The place (Dzunchia) has nothing impressive. It is impossible, even in the most romantic mood, to find anything enticing in it
“Even in the most romantic mood”? well, this says everything, don’t you think so?
And to end this chapter, another quote, this time from Ella Maillart:
It is said that Mongols do not wash because they are afraid to become fishes after their death. Moreover, water from wells seems full of spells; coming from inside the Earth, were are the female spirits, it will only become healthy when exposed to the Air and the Sun, who belong to the male world of superior regions. But this unheard-of dirtiness is not annoying in winter, when cold weakens the smell of rancid butter their fur is imbibed
Photos, but for the map, are from the Author
Ella and Peter joined the caravan of Dzoun Prince at Tangar. Two hundred fifty camels must be an impressive line.
We will be back to Ella and Peter at the Koko (or Koukou) Nor on the next post, in the meanwhile I present a “Camel Train”, aka. a Caravan.
A caravan is a vessel at sea, and it is as organized as a ship. A caravan is formed by different groups belonging to different owners that travel together. But all them are under the orders of the “Caravan Master”, all other participants are travelers. Under him is the “hsieng-teng” equivalent to the bosom in a ship, the official for intendancy. He is responsible when camels are stopped, he must see that they have water enough, that they can graze, that they are correctly tied. Then came the “camel pullers”, a special race of men who are in charge of camels. They do not help other travelers, their unique responsibility is the welfare of camels. They have the power to make walk any traveler instead of riding the camel, even if the traveler is the owner of the camel (On the way West (or “up”), men must walk always, they may eventually ride a camel in the way down – towards East) .
Each camel puller is in charge of a row of no more than 18 camels (“lien”, which is considered the maximum number of animals a camel puller can manage.
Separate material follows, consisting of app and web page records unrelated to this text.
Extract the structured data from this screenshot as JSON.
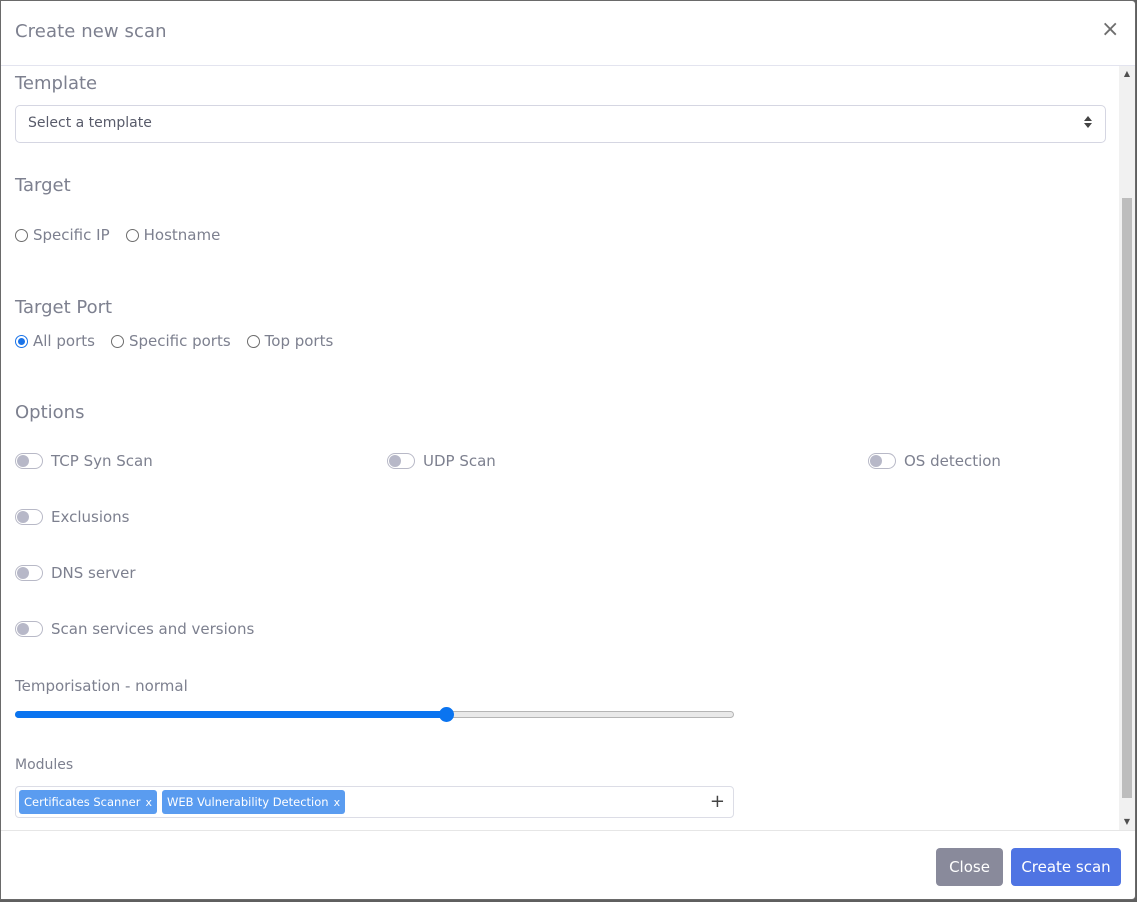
{
  "modal": {
    "title": "Create new scan",
    "close_icon": "×"
  },
  "template": {
    "section_title": "Template",
    "select_value": "Select a template"
  },
  "target": {
    "section_title": "Target",
    "options": [
      {
        "label": "Specific IP",
        "checked": false
      },
      {
        "label": "Hostname",
        "checked": false
      }
    ]
  },
  "target_port": {
    "section_title": "Target Port",
    "options": [
      {
        "label": "All ports",
        "checked": true
      },
      {
        "label": "Specific ports",
        "checked": false
      },
      {
        "label": "Top ports",
        "checked": false
      }
    ]
  },
  "options": {
    "section_title": "Options",
    "toggles": [
      {
        "label": "TCP Syn Scan",
        "enabled": false
      },
      {
        "label": "UDP Scan",
        "enabled": false
      },
      {
        "label": "OS detection",
        "enabled": false
      },
      {
        "label": "Exclusions",
        "enabled": false
      },
      {
        "label": "DNS server",
        "enabled": false
      },
      {
        "label": "Scan services and versions",
        "enabled": false
      }
    ]
  },
  "temporisation": {
    "label": "Temporisation - normal",
    "value_fraction": 0.6
  },
  "modules": {
    "label": "Modules",
    "tags": [
      {
        "label": "Certificates Scanner",
        "remove": "x"
      },
      {
        "label": "WEB Vulnerability Detection",
        "remove": "x"
      }
    ],
    "add_icon": "+"
  },
  "footer": {
    "close_label": "Close",
    "create_label": "Create scan"
  },
  "colors": {
    "accent": "#0a74f0",
    "primary_button": "#4f74e3",
    "secondary_button": "#898a9b",
    "tag": "#5a9cf0"
  }
}
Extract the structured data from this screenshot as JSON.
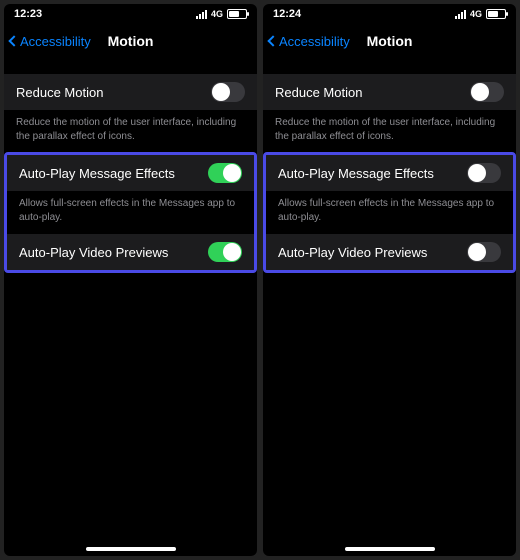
{
  "left": {
    "status": {
      "time": "12:23",
      "network_label": "4G"
    },
    "nav": {
      "back_label": "Accessibility",
      "title": "Motion"
    },
    "reduce_motion": {
      "label": "Reduce Motion",
      "on": false,
      "footer": "Reduce the motion of the user interface, including the parallax effect of icons."
    },
    "auto_play_effects": {
      "label": "Auto-Play Message Effects",
      "on": true,
      "footer": "Allows full-screen effects in the Messages app to auto-play."
    },
    "auto_play_video": {
      "label": "Auto-Play Video Previews",
      "on": true
    }
  },
  "right": {
    "status": {
      "time": "12:24",
      "network_label": "4G"
    },
    "nav": {
      "back_label": "Accessibility",
      "title": "Motion"
    },
    "reduce_motion": {
      "label": "Reduce Motion",
      "on": false,
      "footer": "Reduce the motion of the user interface, including the parallax effect of icons."
    },
    "auto_play_effects": {
      "label": "Auto-Play Message Effects",
      "on": false,
      "footer": "Allows full-screen effects in the Messages app to auto-play."
    },
    "auto_play_video": {
      "label": "Auto-Play Video Previews",
      "on": false
    }
  }
}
Each camel has a fixed place on its lien. Two liens make a “pa”, and these two lien march together always, either side by side or end-on and their camels pullers help one another to load and unload. In front of the Caravan goes the Master-Cook, who must start the camel-dung fire ASAP to have the meal prepared for the men, as soon as they have arrived, unleaded the camels, and tied them. At the front of the second lien walks an assistant to the Master Cook, then on the third the Second Cook, who is in charge of water. So, the way of promotion is easy, from camel puller (like seamen in a ship), their only job being to be in charge of their animals. Then they become Second Cook, and they will learn where to find water in the path of the Caravan, then Master Cook helper, who must learn how to distribute provisions on Road, and finally Master Cook, who organizes meals.
Camel pullers are allowed to bring with them half a camel load of goods in the West Journey and one in the East and trade with them, keeping the benefits. Eventually, if they are the owners of camels, he may add one to the caravan, keeping benefits for himself.
So, Caravan Organisation is:
Caravan Master, full responsibility. <-> Ship’s Commander
Hsiang-Teng, responsible of Caravan at rest <-> Bosom
Master Cook and his aid: Logistics and Meal Preparation
Second Cook: In charge of water. <-> Navigator
Camel puller: drives a lien <-> Sailor
By the way, a 500 camel caravan charge is the equivalent of half a charge of a byzantine vessel, who transported goods in the Red Sea.